EDITORIAL: Diplomats should be hired on merit

Fri, Jan 18, 2019 - Page 8

Minister of Foreign Affairs Joseph Wu’s (吳釗燮) appointment of his aide Vincent Chao (趙怡翔) as head of the political division at the Taipei Economic and Cultural Representative Office in Washington is probably the single piece of news that, oddly enough, received a similar amount of — if not more — public attention and media coverage than the responses to Chinese President Xi Jinping’s (習近平) Jan. 2 speech about Taiwan.

Most of the debate about Chao’s new post revolves around whether it is appropriate for a political appointee to occupy a seat normally held by a seasoned, career diplomat, and if Chao deserves the post and its handsome paycheck, given his relatively young age and inexperience.

Putting aside discussions about Chao’s competency, which is a relative concept and could suffer from subjectivity, the fact that his appointment stirred up such widespread and prolonged controversy underscored several cultural and systemic problems.
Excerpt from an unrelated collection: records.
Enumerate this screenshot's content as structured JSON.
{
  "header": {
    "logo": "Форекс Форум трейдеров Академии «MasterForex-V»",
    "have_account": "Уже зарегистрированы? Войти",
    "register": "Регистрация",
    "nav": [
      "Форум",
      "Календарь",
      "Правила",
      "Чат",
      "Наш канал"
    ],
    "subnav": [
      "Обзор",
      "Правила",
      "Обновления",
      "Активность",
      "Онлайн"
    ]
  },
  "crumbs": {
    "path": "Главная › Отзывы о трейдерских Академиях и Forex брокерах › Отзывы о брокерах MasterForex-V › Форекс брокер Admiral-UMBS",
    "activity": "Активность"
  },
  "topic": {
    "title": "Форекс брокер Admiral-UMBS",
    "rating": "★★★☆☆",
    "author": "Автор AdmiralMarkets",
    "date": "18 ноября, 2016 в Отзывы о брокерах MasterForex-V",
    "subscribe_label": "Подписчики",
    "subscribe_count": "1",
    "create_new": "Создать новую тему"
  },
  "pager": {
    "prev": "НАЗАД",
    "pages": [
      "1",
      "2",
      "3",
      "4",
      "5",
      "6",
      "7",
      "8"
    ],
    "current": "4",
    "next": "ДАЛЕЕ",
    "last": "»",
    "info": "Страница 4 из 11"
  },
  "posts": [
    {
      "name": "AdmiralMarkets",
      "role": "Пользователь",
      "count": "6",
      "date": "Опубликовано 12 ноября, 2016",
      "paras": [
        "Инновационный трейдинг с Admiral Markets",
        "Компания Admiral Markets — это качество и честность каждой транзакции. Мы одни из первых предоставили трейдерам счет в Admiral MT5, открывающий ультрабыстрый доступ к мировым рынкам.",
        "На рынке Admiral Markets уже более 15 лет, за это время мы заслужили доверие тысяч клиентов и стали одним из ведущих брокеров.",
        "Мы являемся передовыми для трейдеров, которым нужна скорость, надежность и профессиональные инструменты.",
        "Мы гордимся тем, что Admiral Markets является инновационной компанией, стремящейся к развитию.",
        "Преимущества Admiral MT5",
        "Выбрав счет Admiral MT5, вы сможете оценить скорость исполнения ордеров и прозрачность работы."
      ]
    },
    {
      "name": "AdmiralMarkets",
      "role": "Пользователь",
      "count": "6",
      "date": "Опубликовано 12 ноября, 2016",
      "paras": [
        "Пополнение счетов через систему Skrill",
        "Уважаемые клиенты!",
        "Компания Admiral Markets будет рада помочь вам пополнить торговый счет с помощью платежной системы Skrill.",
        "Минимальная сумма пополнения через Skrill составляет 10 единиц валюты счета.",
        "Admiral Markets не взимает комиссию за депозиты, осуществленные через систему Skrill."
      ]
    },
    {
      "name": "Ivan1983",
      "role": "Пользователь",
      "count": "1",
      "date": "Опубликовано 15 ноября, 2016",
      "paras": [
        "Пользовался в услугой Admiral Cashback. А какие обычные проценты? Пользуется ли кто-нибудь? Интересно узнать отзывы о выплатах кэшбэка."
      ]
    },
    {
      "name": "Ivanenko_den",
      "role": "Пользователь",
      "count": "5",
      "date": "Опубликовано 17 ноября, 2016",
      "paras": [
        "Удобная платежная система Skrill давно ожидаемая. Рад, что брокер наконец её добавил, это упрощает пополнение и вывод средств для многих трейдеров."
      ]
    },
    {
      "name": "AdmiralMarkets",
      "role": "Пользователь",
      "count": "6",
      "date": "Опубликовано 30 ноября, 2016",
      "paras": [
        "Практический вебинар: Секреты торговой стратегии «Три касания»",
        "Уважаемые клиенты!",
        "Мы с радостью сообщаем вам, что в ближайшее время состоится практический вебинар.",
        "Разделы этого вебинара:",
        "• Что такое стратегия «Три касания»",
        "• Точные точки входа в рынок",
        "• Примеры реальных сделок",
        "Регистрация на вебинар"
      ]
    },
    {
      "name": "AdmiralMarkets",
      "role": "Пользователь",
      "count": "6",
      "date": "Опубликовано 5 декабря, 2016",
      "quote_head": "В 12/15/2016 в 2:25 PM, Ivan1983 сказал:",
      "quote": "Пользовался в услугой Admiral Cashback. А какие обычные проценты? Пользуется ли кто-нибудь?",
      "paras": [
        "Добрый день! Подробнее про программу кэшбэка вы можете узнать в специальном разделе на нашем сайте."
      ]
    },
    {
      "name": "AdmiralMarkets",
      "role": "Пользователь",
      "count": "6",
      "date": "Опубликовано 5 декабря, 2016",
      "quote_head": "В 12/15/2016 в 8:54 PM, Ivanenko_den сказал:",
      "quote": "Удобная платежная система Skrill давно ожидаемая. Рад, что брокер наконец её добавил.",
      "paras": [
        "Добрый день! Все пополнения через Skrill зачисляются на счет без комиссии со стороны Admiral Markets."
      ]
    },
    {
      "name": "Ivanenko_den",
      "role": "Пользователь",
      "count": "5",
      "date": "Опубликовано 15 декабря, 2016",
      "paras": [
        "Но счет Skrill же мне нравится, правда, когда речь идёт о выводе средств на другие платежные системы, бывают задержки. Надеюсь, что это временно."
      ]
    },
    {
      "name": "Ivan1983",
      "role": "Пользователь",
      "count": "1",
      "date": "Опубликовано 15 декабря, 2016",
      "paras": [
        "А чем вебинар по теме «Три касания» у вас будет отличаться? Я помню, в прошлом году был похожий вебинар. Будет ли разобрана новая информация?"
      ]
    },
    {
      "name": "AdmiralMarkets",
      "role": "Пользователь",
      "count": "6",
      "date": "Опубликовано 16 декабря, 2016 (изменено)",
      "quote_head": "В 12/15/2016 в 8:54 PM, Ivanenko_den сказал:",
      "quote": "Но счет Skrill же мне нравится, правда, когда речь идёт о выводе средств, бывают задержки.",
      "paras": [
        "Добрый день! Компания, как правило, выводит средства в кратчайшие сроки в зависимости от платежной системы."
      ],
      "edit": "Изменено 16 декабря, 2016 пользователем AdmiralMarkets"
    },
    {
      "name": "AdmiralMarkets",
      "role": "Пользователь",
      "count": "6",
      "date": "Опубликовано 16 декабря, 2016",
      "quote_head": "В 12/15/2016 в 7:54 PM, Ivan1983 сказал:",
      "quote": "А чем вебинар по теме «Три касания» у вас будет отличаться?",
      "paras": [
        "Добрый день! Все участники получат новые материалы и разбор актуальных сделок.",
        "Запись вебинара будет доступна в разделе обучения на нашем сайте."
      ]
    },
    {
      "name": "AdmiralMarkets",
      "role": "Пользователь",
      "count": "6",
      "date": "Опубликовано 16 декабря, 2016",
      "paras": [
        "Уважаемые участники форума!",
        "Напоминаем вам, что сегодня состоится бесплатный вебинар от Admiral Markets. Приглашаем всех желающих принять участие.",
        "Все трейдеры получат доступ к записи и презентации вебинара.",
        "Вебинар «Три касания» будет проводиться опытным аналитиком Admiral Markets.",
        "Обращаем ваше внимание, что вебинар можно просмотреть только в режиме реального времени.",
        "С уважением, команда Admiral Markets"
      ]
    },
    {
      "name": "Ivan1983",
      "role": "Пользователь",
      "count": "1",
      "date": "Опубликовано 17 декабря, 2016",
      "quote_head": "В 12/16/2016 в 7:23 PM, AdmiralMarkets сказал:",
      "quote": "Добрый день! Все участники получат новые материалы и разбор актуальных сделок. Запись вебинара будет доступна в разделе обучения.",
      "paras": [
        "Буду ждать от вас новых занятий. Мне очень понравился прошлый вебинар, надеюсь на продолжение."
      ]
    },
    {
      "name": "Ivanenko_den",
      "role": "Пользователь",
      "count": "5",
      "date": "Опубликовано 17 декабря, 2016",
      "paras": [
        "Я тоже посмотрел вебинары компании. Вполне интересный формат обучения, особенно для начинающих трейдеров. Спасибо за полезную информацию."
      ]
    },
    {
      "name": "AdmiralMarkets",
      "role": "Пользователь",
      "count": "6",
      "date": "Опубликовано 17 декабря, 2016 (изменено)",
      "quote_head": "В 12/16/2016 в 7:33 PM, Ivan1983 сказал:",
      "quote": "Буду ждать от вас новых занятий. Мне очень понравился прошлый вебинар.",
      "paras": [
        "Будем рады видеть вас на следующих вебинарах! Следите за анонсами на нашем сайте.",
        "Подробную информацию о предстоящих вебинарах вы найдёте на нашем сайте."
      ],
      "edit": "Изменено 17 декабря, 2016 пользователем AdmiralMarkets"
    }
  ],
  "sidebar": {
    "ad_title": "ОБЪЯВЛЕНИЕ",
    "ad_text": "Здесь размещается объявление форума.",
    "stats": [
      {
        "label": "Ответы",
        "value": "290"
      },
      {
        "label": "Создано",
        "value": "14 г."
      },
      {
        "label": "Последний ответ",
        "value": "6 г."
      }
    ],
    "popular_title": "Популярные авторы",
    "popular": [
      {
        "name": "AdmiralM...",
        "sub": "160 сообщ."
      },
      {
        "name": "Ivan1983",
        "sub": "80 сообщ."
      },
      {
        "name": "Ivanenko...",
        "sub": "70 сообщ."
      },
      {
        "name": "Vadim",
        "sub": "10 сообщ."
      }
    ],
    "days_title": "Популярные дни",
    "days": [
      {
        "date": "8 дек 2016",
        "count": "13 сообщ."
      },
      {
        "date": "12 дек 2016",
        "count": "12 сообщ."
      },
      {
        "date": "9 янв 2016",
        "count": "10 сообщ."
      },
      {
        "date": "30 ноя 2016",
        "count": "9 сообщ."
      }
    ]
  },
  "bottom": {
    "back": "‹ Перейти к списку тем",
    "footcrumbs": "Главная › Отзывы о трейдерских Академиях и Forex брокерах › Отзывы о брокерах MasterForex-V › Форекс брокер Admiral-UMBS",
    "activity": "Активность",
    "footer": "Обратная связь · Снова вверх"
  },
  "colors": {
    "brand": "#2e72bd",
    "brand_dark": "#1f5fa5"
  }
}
The first is age discrimination among Taiwanese. Part of the reason the issue attracted so much criticism is because the public found it hard to accept that a 31-year-old would be earning a monthly salary of more than NT$200,000, even if that included a rental subsidy. If Chao were in his 40s or 50s, the public would most likely be less critical of his appointment.

It also underlined conflicting views about appropriate ages for government officials and party leaders, considering that many have been calling for a generational takeover in the nation’s two major parties, because the parties’ old guard is seen as representing the opposite of hope and change.

Anti-rich sentiment goes hand-in-hand with the age discrimination in this case. As Chao received higher-education training in Canada and the UK, and used to have Canadian citizenship, he has been branded as part of the privileged elite. That background makes him more susceptible to being targeted as the public vents its frustration over low wages and an unaffordable housing market.

Another major problem highlighted by the issue is the lack of flexible and strategic personnel management by the Ministry of Foreign Affairs.

Despite the dire diplomatic challenges that the nation faces, diplomats are required to ascend the career ladder one step at a time; they are rarely allowed to jump a few levels, regardless of their competence and job performance.

That means that most diplomats have to wait years, if not more than a decade, to climb to the level that qualifies them for what they are aiming for. Imagine their frustration and anger when such a position is handed to someone like Chao, who did not even spend years preparing for the foreign service exam, as most in his profession did.

However, the answer is not to avoid political appointees that might draw criticism. Instead, the ministry should reform its hierarchical corporate culture to allow more talent mobility. It should evaluate whether a career diplomat deserves a promotion not based on their seniority or age, but on whether they are capable of fulfilling the duties of the role.

Such changes would incentivize younger diplomats to lift their performance. They could also alter the innovation-averse mindset among public servants, who have a tendency to stay in their comfort zone and stiffly follow the rules, because trying a new approach increases their chances of making a mistake and tainting their career prospects.